In Beaton's favour as a statesman it may be said that his approach was more truly international than that of most Scottish contemporaries with whom he had to work, and that he was the last Scottish statesman to keep his country within the arena of European politics, wringing all he could for Scotland out of shifting diplomatic situations. On the other hand, his conservatism, which was largely motivated by his need to preserve the political and ecclesiastical systems that had made him what he was, robbed him of the chance of success, which his wider vision might have won. He failed to see that when he needed the French alliance most, in 1544–5, the French king was unable or unwilling to assist him to the extent that he required, and he underestimated the irreversible commitment of many leading Scots to closer relations with England.

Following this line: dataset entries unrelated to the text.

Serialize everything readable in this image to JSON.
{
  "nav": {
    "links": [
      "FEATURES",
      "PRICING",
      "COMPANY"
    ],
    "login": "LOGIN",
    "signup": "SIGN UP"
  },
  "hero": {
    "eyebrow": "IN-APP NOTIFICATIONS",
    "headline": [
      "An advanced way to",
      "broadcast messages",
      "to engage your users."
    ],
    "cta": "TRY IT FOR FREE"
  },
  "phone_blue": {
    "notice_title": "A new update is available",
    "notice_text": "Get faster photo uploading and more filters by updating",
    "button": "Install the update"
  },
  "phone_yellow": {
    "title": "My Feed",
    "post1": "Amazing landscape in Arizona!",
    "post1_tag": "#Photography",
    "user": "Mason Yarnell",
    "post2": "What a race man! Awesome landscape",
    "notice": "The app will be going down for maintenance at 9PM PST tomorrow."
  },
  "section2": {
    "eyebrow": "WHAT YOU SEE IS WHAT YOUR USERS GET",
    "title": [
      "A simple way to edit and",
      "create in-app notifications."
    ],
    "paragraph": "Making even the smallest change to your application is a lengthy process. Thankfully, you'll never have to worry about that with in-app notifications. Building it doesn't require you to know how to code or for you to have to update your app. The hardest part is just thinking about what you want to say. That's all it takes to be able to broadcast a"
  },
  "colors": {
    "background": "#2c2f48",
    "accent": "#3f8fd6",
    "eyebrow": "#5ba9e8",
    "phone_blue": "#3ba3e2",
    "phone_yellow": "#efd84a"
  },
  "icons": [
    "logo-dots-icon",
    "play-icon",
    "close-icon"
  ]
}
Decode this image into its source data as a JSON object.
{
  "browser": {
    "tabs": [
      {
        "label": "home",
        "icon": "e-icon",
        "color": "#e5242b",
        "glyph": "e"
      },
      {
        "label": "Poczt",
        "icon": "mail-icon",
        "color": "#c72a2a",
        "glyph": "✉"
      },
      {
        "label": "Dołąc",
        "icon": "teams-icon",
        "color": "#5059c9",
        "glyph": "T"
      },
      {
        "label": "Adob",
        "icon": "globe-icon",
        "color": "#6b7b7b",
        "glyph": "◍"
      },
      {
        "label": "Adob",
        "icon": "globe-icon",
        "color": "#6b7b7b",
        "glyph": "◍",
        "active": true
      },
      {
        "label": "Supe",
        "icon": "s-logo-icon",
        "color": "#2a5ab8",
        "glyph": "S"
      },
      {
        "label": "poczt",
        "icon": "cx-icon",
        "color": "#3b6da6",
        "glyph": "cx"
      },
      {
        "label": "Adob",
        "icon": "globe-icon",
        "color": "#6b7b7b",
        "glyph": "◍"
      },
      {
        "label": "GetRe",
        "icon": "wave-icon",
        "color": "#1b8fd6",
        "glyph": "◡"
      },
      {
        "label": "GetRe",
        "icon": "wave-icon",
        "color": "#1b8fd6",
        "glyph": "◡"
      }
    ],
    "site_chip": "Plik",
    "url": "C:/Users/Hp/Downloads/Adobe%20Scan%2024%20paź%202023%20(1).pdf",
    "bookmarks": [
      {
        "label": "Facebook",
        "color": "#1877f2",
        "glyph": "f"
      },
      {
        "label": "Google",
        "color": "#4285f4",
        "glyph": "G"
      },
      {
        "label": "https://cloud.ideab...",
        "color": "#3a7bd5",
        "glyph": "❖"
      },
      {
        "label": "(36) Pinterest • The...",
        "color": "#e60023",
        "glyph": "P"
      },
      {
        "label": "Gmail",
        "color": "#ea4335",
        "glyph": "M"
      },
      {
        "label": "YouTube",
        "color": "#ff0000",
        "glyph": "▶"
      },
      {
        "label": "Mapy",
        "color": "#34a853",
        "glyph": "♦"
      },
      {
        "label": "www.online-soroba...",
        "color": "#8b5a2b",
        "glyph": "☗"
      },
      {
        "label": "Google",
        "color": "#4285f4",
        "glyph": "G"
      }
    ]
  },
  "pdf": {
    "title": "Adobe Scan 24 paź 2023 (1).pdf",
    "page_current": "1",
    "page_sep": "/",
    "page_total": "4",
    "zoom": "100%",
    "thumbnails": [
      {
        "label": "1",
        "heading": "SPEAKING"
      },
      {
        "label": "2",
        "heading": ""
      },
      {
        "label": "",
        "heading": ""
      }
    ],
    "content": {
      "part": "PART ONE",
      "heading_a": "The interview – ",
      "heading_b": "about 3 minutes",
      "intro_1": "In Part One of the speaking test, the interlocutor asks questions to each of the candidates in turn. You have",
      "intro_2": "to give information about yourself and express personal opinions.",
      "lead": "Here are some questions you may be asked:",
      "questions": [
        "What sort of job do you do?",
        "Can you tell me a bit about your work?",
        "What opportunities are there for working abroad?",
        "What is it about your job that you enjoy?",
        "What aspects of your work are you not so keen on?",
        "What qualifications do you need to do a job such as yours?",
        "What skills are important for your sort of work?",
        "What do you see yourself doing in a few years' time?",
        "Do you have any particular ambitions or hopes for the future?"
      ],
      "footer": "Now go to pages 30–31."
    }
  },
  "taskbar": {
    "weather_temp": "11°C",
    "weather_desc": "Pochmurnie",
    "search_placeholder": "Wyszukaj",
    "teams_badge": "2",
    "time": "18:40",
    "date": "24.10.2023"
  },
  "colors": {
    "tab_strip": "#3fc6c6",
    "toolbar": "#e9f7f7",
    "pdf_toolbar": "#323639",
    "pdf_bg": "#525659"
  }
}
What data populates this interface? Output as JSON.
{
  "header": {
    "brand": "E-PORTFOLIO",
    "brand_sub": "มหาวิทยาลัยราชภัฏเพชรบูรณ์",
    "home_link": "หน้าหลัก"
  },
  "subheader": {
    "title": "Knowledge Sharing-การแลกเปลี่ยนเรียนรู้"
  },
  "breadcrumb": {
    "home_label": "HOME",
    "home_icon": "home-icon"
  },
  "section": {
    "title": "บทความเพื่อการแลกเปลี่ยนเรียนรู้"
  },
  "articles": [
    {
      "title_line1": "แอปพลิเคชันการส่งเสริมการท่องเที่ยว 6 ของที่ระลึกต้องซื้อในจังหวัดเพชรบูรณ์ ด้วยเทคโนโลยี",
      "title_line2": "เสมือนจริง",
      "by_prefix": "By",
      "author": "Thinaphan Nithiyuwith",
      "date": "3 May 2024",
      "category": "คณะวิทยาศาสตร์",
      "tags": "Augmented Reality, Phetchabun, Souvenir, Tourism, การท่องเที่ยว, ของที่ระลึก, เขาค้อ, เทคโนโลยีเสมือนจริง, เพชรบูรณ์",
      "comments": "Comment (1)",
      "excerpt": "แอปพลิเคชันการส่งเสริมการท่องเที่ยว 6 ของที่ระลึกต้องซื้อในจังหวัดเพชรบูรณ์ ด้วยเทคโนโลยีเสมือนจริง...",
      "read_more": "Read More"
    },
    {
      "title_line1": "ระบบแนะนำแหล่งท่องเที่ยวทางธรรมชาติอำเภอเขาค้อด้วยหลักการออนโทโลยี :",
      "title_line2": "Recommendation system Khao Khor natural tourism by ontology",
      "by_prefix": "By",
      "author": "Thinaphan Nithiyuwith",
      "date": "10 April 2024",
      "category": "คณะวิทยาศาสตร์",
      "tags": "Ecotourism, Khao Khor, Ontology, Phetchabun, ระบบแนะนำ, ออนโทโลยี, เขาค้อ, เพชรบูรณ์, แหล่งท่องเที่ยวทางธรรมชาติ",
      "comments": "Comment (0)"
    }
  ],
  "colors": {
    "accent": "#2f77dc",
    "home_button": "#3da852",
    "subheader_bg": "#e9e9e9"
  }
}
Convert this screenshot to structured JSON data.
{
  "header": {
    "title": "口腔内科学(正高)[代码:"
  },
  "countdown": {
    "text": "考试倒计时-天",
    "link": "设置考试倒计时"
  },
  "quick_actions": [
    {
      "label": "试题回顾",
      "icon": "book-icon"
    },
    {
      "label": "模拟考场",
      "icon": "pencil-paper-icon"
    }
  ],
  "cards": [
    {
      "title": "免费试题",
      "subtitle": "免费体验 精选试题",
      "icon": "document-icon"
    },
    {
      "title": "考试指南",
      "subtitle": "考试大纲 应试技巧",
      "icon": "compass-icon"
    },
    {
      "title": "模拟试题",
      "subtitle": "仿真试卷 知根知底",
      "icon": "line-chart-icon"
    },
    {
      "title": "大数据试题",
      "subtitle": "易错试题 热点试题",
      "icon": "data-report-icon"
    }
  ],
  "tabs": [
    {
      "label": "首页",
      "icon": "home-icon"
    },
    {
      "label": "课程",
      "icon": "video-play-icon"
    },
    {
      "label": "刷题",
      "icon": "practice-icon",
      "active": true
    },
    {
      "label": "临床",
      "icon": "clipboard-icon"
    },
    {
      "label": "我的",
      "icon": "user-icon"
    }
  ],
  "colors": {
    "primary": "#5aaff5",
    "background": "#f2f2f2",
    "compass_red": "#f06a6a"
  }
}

At the same time his apparent unwillingness to implement any serious internal reform of the church, which was demanded most in those areas upon which the livings and authority enjoyed by himself and his fellow prelates principally depended, only added fuel to the frustration and resentment of those who wanted radical reform. In the end his temperament and personal priorities betrayed his abilities as a politician and churchman in an era in which Scotland's traditional alignments in those fields were increasingly threatened.

Sources

  • M. H. B. Sanderson, Cardinal of Scotland: David Beaton, c.1494–1546 (1986) [has full bibliography and list of archival sources]
  • J. Herkless and R. K. Hannay, The archbishops of St Andrews, 5 vols. (1907–15), vol. 4
  • acts of the lords of council and session, NA Scot., CS 5; CS 6
  • LP Henry VIII, 11, no. 1173; 18/1, no. 494; 18/1, no. 44; 19/2, no. 774
  • The state papers and letters of Sir Ralph Sadler, ed. A. Clifford, 2 vols. (1809)
  • The Scottish correspondence of Mary of Lorraine, ed. A. I. Cameron, Scottish History Society, 3rd ser., 10 (1927)
  • J. Lestocquoy, ed., Correspondance des nonces en France, 3 vols. (Rome, 1961)
  • J. B. A. T. Teulet, ed., Papiers d'état, pièces et documents inédits ou peu connus relatifs à l'histoire de l'Écosse au XVIème siècle, 3 vols., Bannatyne Club, 107 (Paris, 1852–60)
  • register of supplications, Vatican Archives
  • C. Innes and P. Chalmers, eds., Liber s. Thome de Aberbrothoc, 2 vols., Bannatyne Club, 86 (1848–56), vol. 2
  • R. K. Hannay, ed., Rentale Sancti Andree, 1538–1546, Scottish History Society, 2nd ser., 4 (1913)
  • John Knox's History of the Reformation in Scotland, ed. W. C. Dickinson, 1 (1949)
  • A. Hay, Ad illustrissimum tituli s. Stephani in monte Coelio cardinalem, d. Davidem Betoun, primatem Scotiae … de foelici accessione dignitatis cardinalitiae gratulatorius panegyricus Archibaldi Hayi (Paris, 1540)
  • P. H. Brown, History of Scotland to the present time, 3 vols. (1911)
  • Charles, eleventh marquis of Huntly, earl of Aboyne, ed., The records of Aboyne MCCXXX–MDCLXXXI, New Spalding Club, 13 (1894)

Archives

  • BL, letters, Royal MS Lat. 18 6
  • NA Scot.
  • U. St Andr. L.
  • U. Glas., department of history, Ross fund microfilm of Scottish material in the Vatican archives

Likenesses

  • oils, 1538, Blairs College, Aberdeenshire; colour transparency, Scot. NPG
National Archives of Scotland, Edinburgh
J. S. Brewer, J. Gairdner, & R. H. Brodie, eds., , 23 vols. in 38 (1862–1932); repr. (1965)